──────── SUPPLIED DATA

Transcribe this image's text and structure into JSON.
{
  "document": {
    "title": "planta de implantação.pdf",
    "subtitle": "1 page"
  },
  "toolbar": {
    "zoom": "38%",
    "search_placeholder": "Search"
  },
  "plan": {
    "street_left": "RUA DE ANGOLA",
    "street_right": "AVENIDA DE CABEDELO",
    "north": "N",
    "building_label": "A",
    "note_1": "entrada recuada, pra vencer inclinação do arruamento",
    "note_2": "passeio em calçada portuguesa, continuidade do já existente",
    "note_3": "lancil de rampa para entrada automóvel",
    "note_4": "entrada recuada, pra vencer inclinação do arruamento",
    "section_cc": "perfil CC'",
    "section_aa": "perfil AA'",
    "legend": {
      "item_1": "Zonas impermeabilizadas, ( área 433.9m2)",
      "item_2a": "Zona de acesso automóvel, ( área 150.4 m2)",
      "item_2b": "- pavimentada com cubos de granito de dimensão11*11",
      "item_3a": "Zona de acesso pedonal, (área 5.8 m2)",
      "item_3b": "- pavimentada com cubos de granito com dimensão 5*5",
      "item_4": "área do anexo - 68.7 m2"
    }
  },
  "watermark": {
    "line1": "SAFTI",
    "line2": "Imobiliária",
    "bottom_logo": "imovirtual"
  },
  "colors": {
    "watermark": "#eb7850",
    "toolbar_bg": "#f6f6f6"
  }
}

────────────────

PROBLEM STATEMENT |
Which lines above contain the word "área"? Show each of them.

COMPLETED TASK |
      "item_1": "Zonas impermeabilizadas, ( área 433.9m2)",
      "item_2a": "Zona de acesso automóvel, ( área 150.4 m2)",
      "item_3a": "Zona de acesso pedonal, (área 5.8 m2)",
      "item_4": "área do anexo - 68.7 m2"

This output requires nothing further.